### ABOUT THIS EXERCISE
Your answer must be a single number: how many lines in the records below contain the word "value".

[DATA FOR THIS EXERCISE Boundary: Start]

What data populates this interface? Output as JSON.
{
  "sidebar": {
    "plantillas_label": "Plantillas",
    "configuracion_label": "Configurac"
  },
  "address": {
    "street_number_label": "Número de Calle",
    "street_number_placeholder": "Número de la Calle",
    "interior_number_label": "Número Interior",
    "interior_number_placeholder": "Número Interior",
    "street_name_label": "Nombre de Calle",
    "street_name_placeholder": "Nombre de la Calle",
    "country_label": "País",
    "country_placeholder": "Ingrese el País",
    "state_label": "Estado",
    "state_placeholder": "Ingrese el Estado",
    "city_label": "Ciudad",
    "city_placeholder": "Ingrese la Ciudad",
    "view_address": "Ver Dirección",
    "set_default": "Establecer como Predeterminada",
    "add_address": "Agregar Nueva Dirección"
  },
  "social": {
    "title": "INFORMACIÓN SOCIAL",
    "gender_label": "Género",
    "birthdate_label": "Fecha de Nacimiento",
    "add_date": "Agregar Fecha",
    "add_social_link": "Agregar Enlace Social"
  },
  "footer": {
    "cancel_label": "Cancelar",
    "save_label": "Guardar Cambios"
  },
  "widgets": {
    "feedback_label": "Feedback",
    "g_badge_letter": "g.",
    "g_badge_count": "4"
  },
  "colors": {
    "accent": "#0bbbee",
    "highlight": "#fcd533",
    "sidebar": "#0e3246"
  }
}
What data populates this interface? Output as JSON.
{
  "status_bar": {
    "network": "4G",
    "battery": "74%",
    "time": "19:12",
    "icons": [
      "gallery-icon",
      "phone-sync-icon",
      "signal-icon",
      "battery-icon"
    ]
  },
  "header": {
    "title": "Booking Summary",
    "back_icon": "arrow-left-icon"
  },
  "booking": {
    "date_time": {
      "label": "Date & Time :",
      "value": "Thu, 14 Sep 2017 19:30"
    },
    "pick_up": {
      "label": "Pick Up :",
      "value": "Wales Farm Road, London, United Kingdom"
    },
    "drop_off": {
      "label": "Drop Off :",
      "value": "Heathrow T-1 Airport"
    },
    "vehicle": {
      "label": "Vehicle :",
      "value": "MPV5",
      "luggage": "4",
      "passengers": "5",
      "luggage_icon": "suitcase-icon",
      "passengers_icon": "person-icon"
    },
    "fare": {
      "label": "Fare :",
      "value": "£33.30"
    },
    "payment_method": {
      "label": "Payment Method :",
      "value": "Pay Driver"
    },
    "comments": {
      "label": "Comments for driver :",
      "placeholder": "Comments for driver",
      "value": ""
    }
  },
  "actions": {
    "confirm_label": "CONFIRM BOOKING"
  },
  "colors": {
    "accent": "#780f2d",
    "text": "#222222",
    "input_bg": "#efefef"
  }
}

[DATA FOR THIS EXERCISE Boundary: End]

### ANSWER BOX
7